▶ [WHAT YOU SHOULD DO]: Tally the lines in the entries where the string "title" appears, and write only the total.

▶ [SUPPLIED RECORDS]:
^^^^^^^^

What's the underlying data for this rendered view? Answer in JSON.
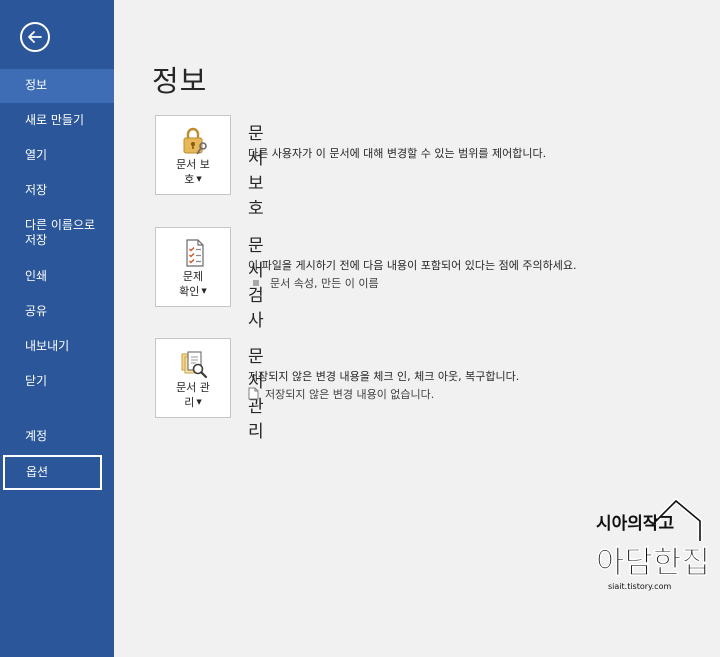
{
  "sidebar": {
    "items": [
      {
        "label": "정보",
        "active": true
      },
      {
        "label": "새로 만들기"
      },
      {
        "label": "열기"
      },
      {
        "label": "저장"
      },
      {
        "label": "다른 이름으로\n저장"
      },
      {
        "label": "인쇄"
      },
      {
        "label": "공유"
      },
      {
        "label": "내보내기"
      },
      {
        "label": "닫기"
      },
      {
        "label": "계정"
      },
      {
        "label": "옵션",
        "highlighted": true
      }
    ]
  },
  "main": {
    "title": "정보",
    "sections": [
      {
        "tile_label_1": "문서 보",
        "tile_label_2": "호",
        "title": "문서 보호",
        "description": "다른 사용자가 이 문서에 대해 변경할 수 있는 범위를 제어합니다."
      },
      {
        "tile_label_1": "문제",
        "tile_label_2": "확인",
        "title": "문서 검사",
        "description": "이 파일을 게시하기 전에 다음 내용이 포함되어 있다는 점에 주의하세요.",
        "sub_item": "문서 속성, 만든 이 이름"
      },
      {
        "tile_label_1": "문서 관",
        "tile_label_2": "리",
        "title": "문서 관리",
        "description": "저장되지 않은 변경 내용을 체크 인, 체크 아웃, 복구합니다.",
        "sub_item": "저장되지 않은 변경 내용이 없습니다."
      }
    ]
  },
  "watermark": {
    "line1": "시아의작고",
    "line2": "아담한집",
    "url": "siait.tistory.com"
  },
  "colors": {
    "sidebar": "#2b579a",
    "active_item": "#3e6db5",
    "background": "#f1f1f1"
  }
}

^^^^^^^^

▶ [ANSWER TO THE PROBLEM]: 4